I started watching the Netflix true-crime series, but decided to switch to John Grisham’s book to better absorb these events. The author says in the series that you could not write this story as fiction because no one would believe it.
It’s a really shocking tale of a vicious miscarriage of justice. It involves a rotten police investigation, lamentable courtroom failures and a prosecutor apparently hellbent on enacting his own prejudices.
The town you probably want to avoid in Oklahoma where these events occurred was Ada. The case was the murder of waitress Debra Carter in 1982. Former hometown baseball hero Ron Williamson and Dennis Fritz are the two innocents railroaded to jail. Williamson ended up on death row while Fritz got life.
Grisham can’t maintain authorial dispassion while relaying this events, his prose occasionally dripping with sarcasm at the callousness and malignancy of the authorities.

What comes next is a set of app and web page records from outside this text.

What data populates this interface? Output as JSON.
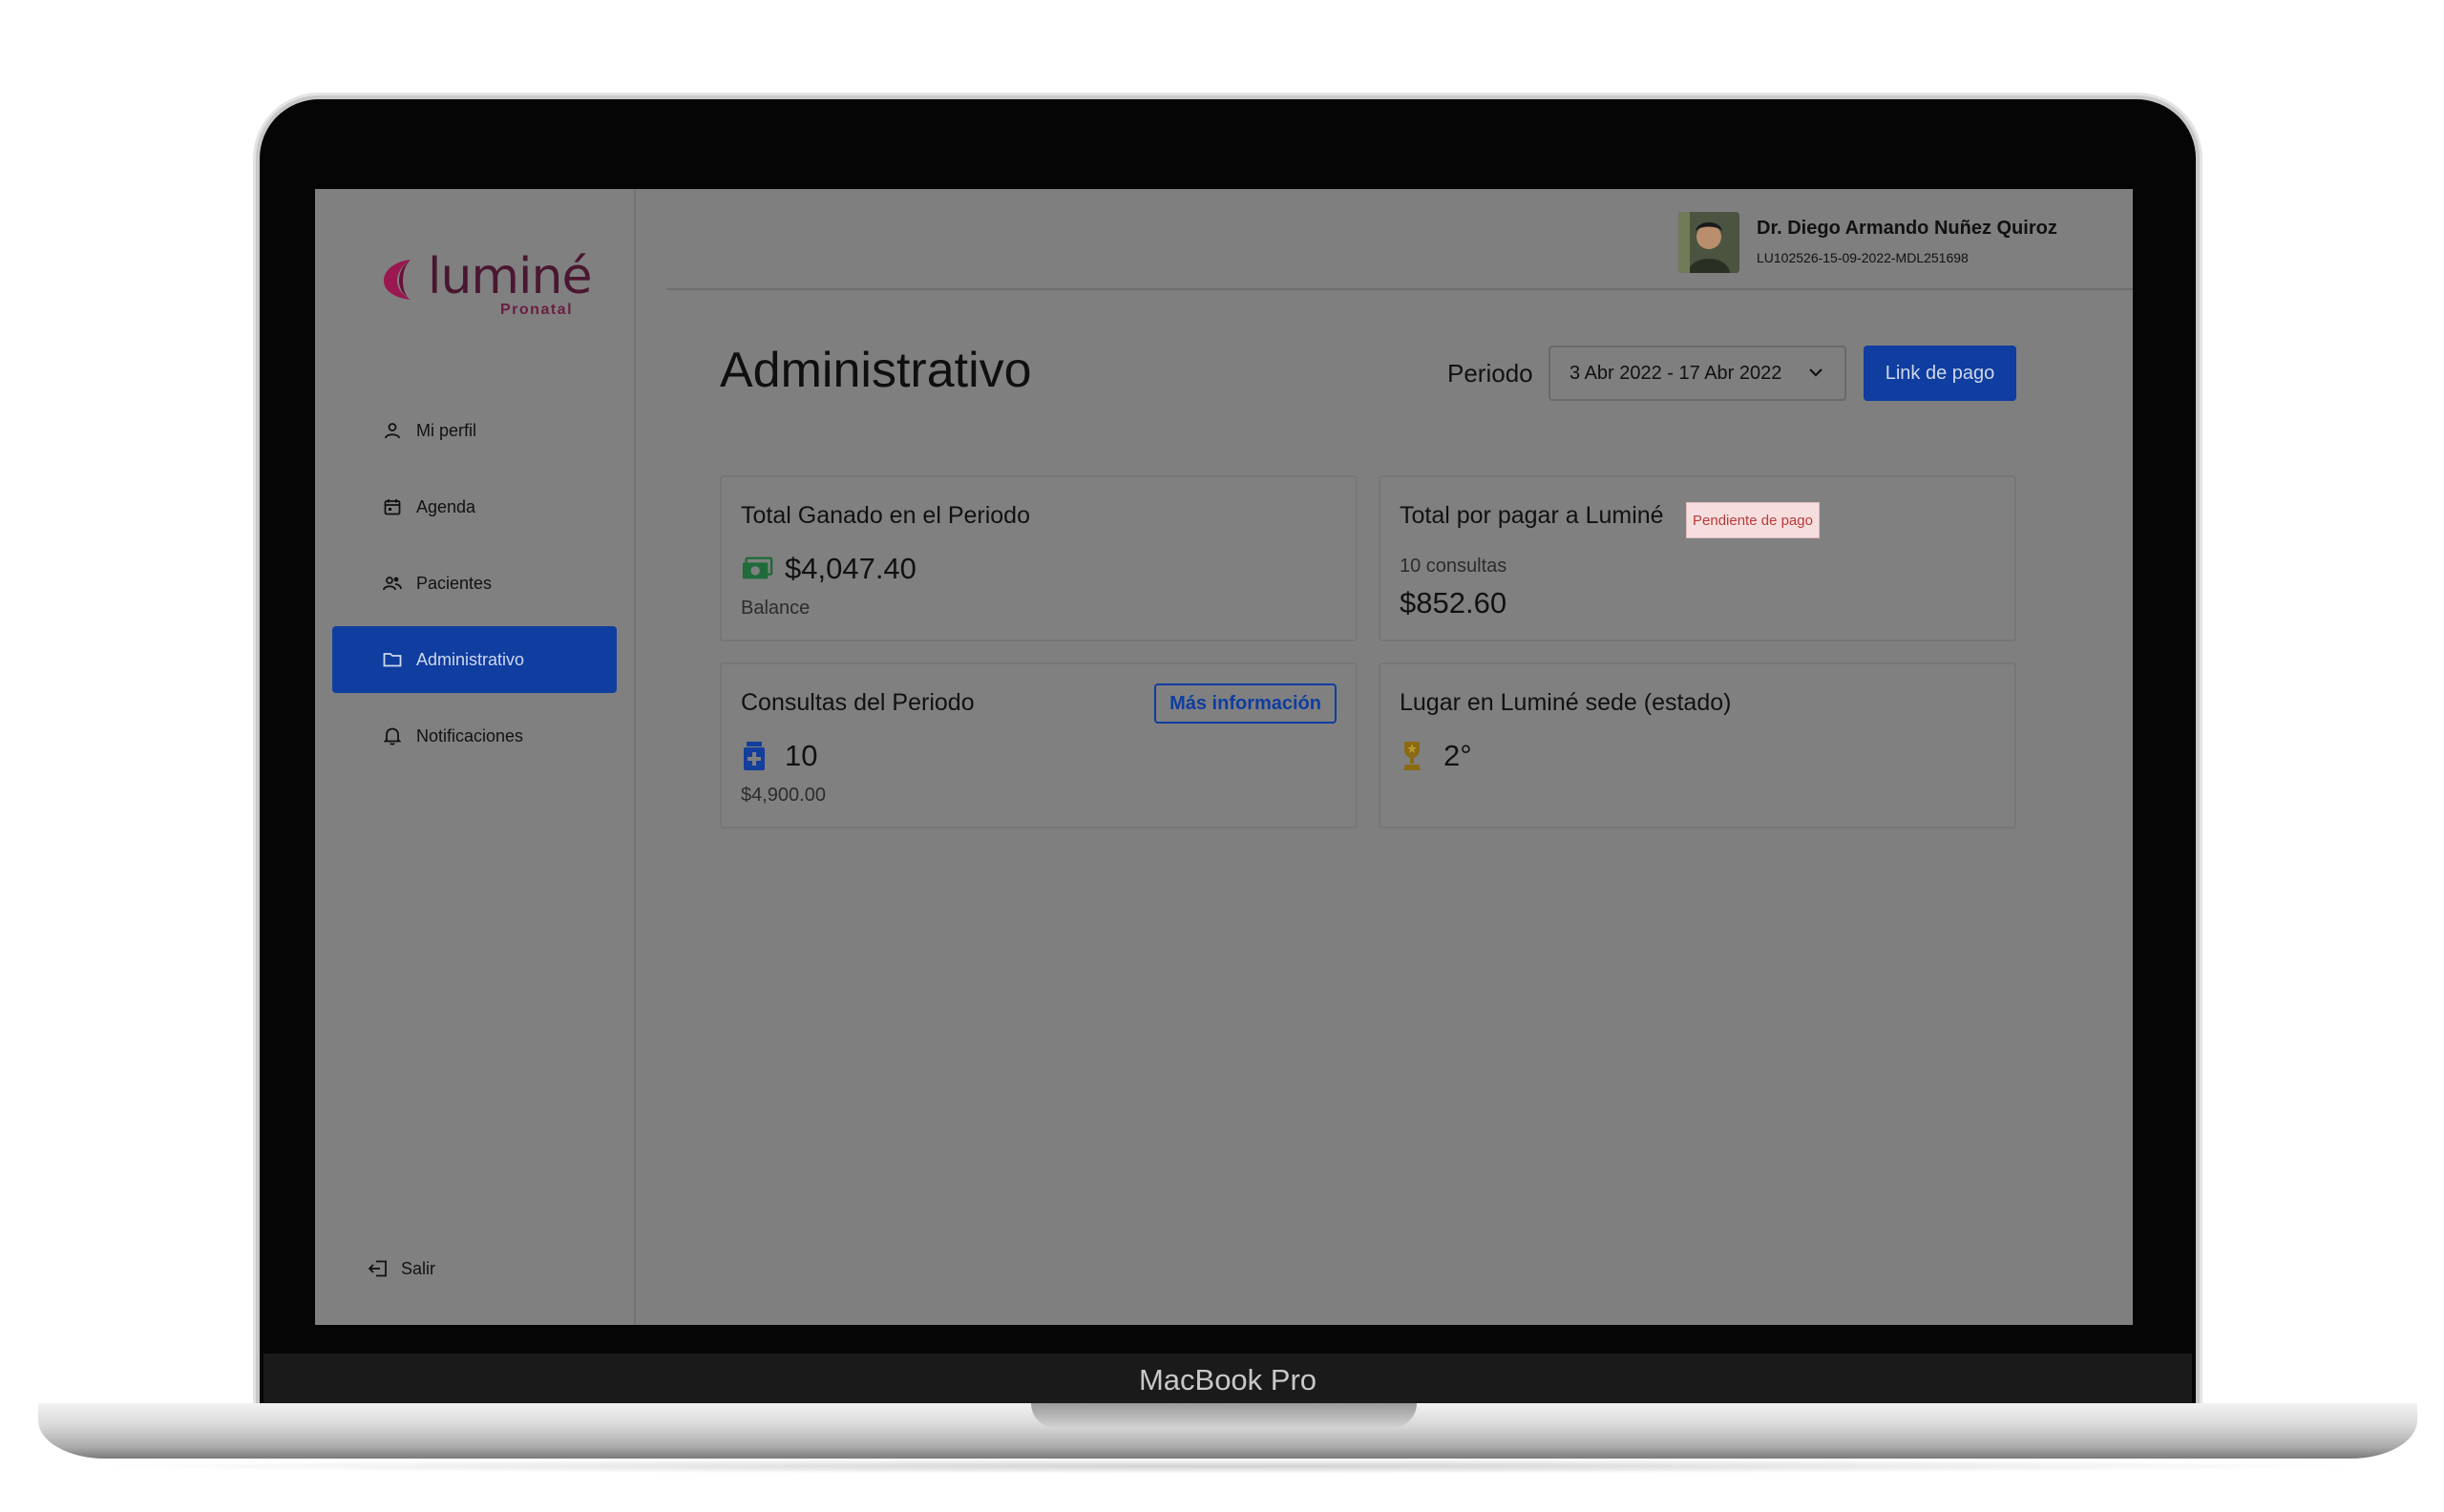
{
  "device": {
    "brand_label": "MacBook Pro"
  },
  "logo": {
    "name": "luminé",
    "subtitle": "Pronatal"
  },
  "sidebar": {
    "items": [
      {
        "label": "Mi perfil",
        "icon": "user-icon",
        "active": false
      },
      {
        "label": "Agenda",
        "icon": "calendar-icon",
        "active": false
      },
      {
        "label": "Pacientes",
        "icon": "users-icon",
        "active": false
      },
      {
        "label": "Administrativo",
        "icon": "folder-icon",
        "active": true
      },
      {
        "label": "Notificaciones",
        "icon": "bell-icon",
        "active": false
      }
    ],
    "logout_label": "Salir"
  },
  "user": {
    "name": "Dr. Diego Armando Nuñez Quiroz",
    "id": "LU102526-15-09-2022-MDL251698"
  },
  "page": {
    "title": "Administrativo",
    "period_label": "Periodo",
    "period_value": "3 Abr 2022 - 17 Abr 2022",
    "pay_link_label": "Link de pago"
  },
  "cards": {
    "earned": {
      "title": "Total Ganado en el Periodo",
      "amount": "$4,047.40",
      "caption": "Balance",
      "icon": "money-icon"
    },
    "to_pay": {
      "title": "Total por pagar a Luminé",
      "badge": "Pendiente de pago",
      "count": "10 consultas",
      "amount": "$852.60"
    },
    "consults": {
      "title": "Consultas del Periodo",
      "more_label": "Más información",
      "count": "10",
      "amount": "$4,900.00",
      "icon": "medical-icon"
    },
    "rank": {
      "title": "Lugar en Luminé sede (estado)",
      "value": "2°",
      "icon": "trophy-icon"
    }
  },
  "colors": {
    "accent": "#0f3da0",
    "earned_icon": "#1f6b3a",
    "medical_icon": "#143e9c",
    "trophy_icon": "#8a6a12",
    "badge_bg": "#f7dede",
    "badge_text": "#b83a3a",
    "logo_mark": "#a0154f"
  }
}
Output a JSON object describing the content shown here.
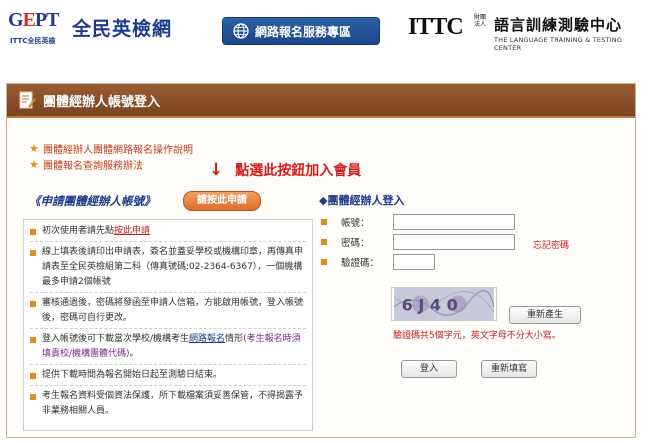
{
  "header": {
    "gept_mark_pre": "G",
    "gept_mark_o": "E",
    "gept_mark_post": "PT",
    "gept_sub": "ITTC全民英檢",
    "gept_name": "全民英檢網",
    "service_button": "網路報名服務專區",
    "ittc_mark": "ITTC",
    "ittc_reg": "財團\n法人",
    "ittc_name": "語言訓練測驗中心",
    "ittc_sub": "THE LANGUAGE TRAINING & TESTING CENTER"
  },
  "panel": {
    "title": "團體經辦人帳號登入",
    "links": [
      "團體經辦人團體網路報名操作說明",
      "團體報名查詢服務辦法"
    ],
    "annotation_arrow": "↓",
    "annotation": "點選此按鈕加入會員",
    "apply_title": "《申請團體經辦人帳號》",
    "apply_button": "請按此申請"
  },
  "info": {
    "item1_pre": "初次使用者請先點",
    "item1_link": "按此申請",
    "item2": "線上填表後請印出申請表，簽名並蓋妥學校或機構印章，再傳真申請表至全民英檢組第二科（傳真號碼:02-2364-6367），一個機構最多申請2個帳號",
    "item3": "審核通過後，密碼將發函至申請人信箱，方能啟用帳號，登入帳號後，密碼可自行更改。",
    "item4_pre": "登入帳號後可下載當次學校/機構考生",
    "item4_link": "網路報名",
    "item4_mid": "情形",
    "item4_note": "(考生報名時須填貴校/機構團體代碼)",
    "item4_end": "。",
    "item5": "提供下載時間為報名開始日起至測驗日結束。",
    "item6": "考生報名資料受個資法保護，所下載檔案須妥善保管，不得揭露予非業務相關人員。"
  },
  "login": {
    "title": "◆團體經辦人登入",
    "account_label": "帳號：",
    "password_label": "密碼：",
    "captcha_label": "驗證碼：",
    "forgot": "忘記密碼",
    "captcha_text": "6 J 4 0",
    "regen_button": "重新產生",
    "captcha_note": "驗證碼共5個字元，英文字母不分大小寫。",
    "login_button": "登入",
    "reset_button": "重新填寫"
  }
}
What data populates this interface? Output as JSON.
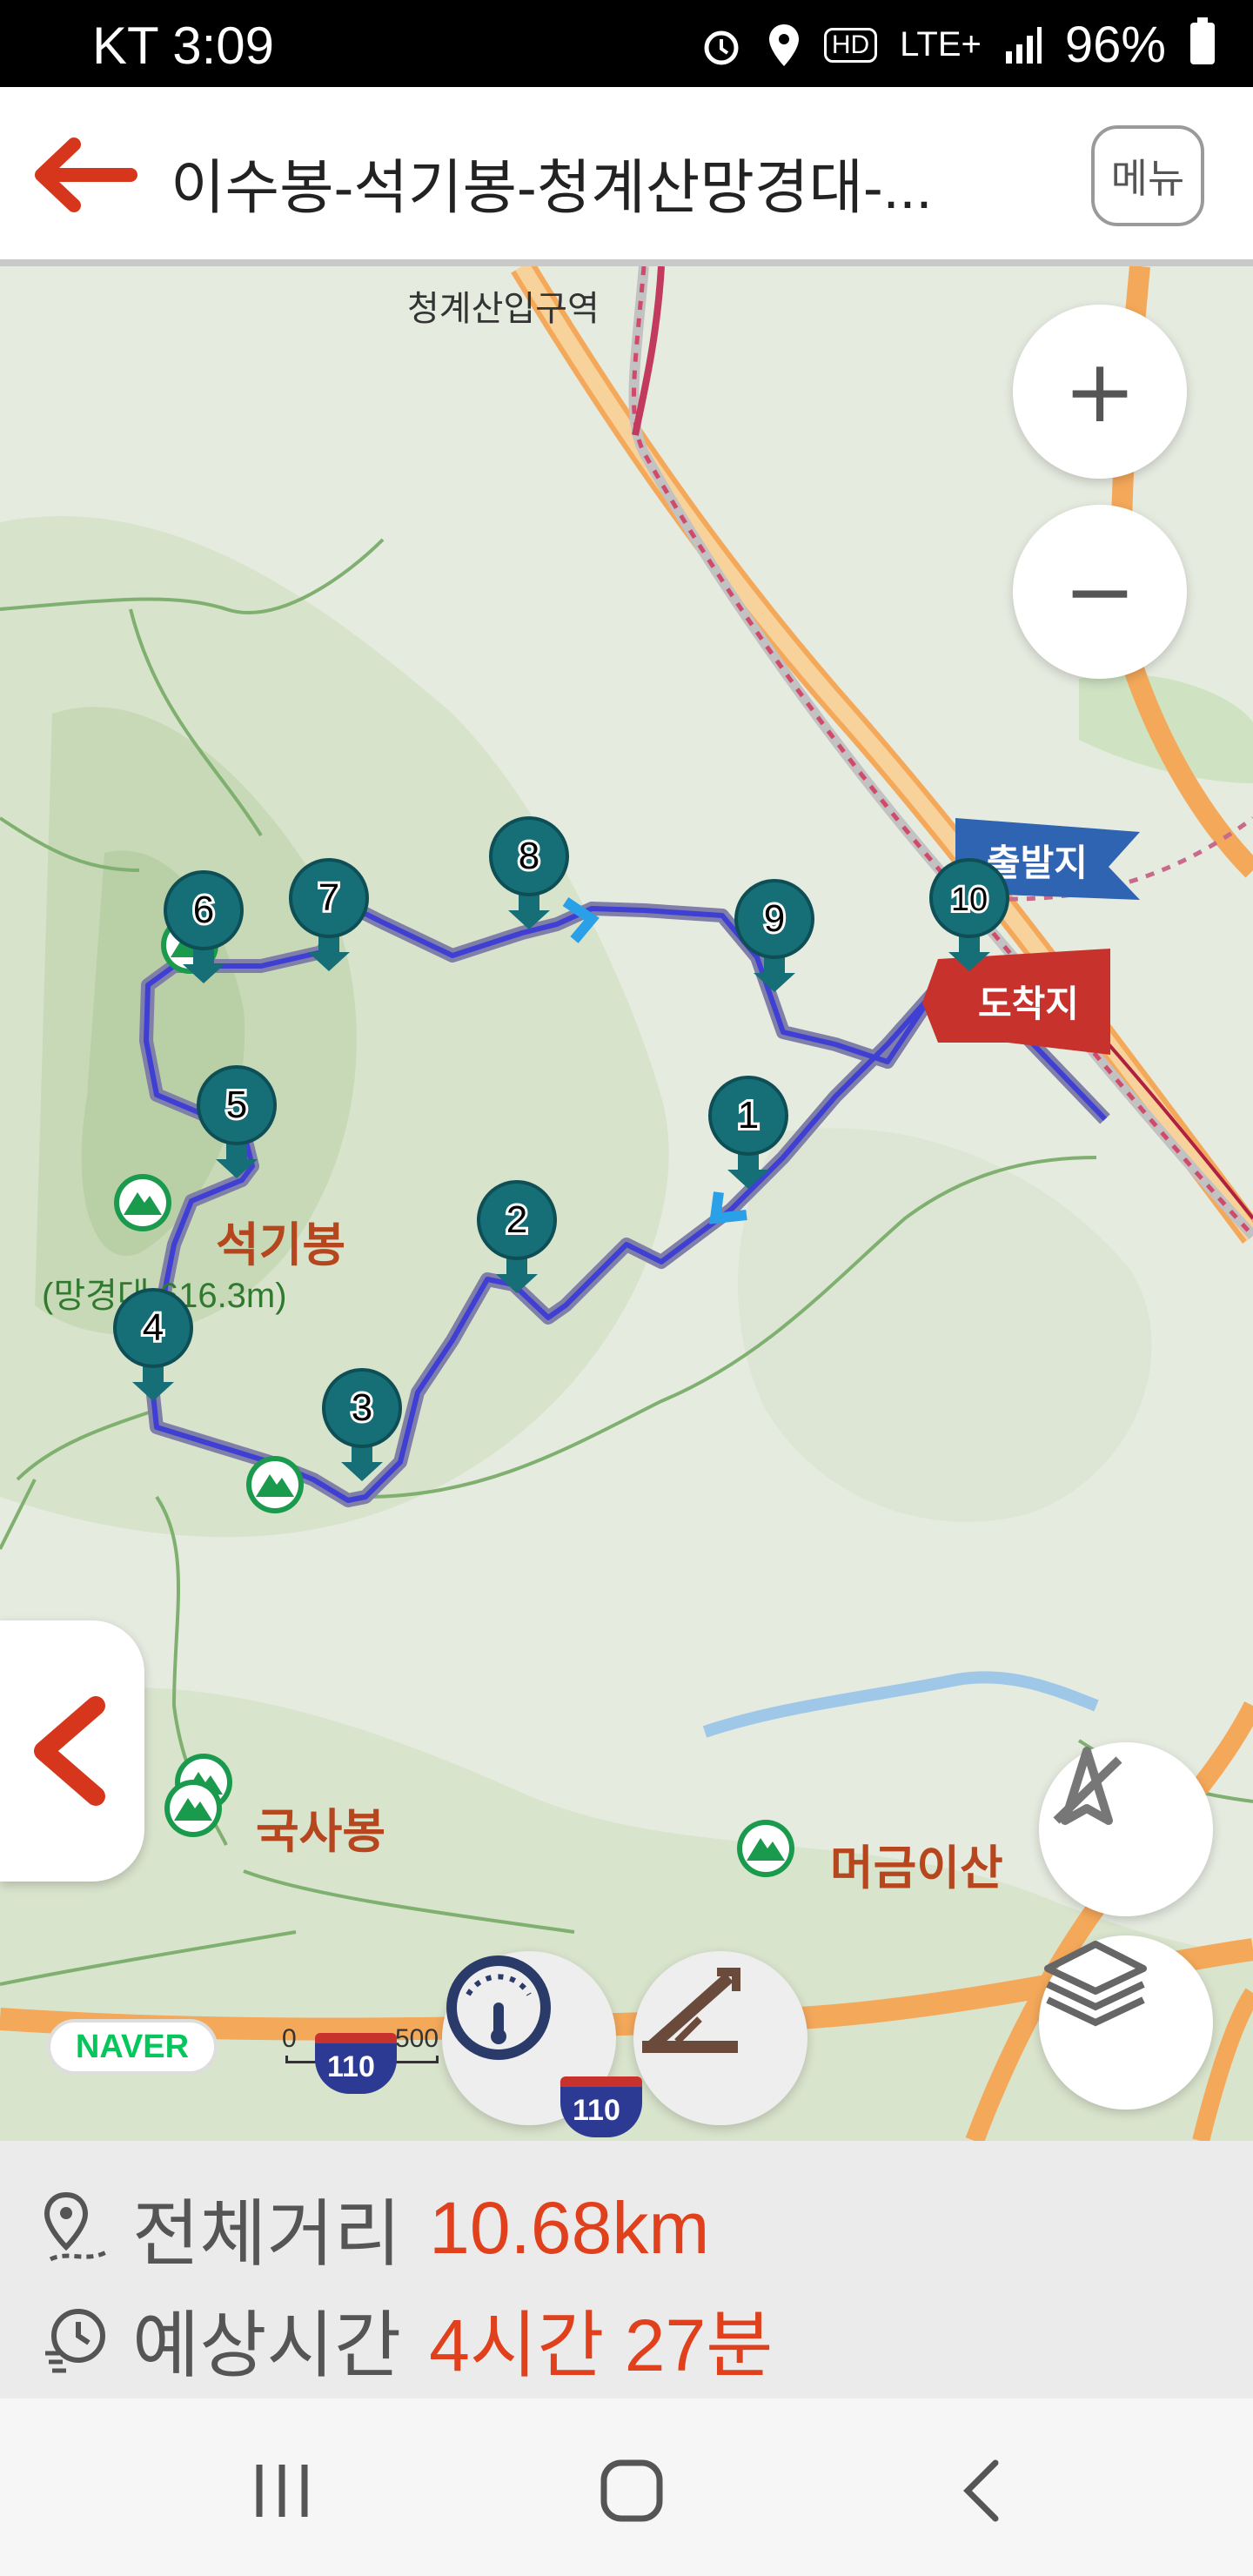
{
  "status_bar": {
    "time": "KT 3:09",
    "network": "LTE+",
    "hd": "HD",
    "battery": "96%"
  },
  "header": {
    "title": "이수봉-석기봉-청계산망경대-...",
    "menu_label": "메뉴"
  },
  "map": {
    "place_labels": {
      "entrance": "청계산입구역",
      "seokgibong": "석기봉",
      "manggyeongdae": "(망경대 616.3m)",
      "guksabong": "국사봉",
      "meogeumisan": "머금이산"
    },
    "flags": {
      "start": "출발지",
      "end": "도착지"
    },
    "waypoints": [
      "1",
      "2",
      "3",
      "4",
      "5",
      "6",
      "7",
      "8",
      "9",
      "10"
    ],
    "scale": {
      "zero": "0",
      "max": "500"
    },
    "road_signs": [
      "110",
      "110"
    ],
    "provider": "NAVER",
    "colors": {
      "route": "#4a55c8",
      "marker": "#166e76",
      "start_flag": "#2f64b3",
      "end_flag": "#c8322c",
      "accent": "#e0401c"
    }
  },
  "controls": {
    "zoom_in": "+",
    "zoom_out": "−"
  },
  "summary": {
    "distance_label": "전체거리",
    "distance_value": "10.68km",
    "time_label": "예상시간",
    "time_value": "4시간 27분"
  }
}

As Fritz states in these pages, ‘When you don’t have any money to defend yourself, you’re at the mercy of the judicial system. Once in the system, it’s almost impossible to get out, even if you’re innocent.’
A powerful book full of villains and wonderful ordinary people fighting for justice. Sadly, Williamson and Fritz lost more than they could ever get back – and the true killer roamed free for years.
Joseph Wambaugh, former LA cop, has had an interesting writing career, spanning fiction and non-fiction. I’ve read several of his books and just finished this true-crime title from 1973.
It recounts events from 1963 when two LAPD officers stopped a pair of small-time but dangerous characters. Greg Powell and Jimmy Lee Smith pulled a gun and took the policemen, Ian Campbell and Karl Hettinger, hostage.
The officers were ordered to drive to an onion field near Bakersfield. Campbell was executed but Hettinger managed to escape. My initial feeling when I started reading was not good. The book is written in the style of Truman Capote’s a ‘non-fiction novel’ In Cold Blood. This style and Capote’s reliability as narrator have since been questioned.
So, in The Onion Field we get the participants’ thoughts and dialogue from throughout their lives, which clearly no author can know. My reaction was that this must be a novel, but the spine said non-fiction.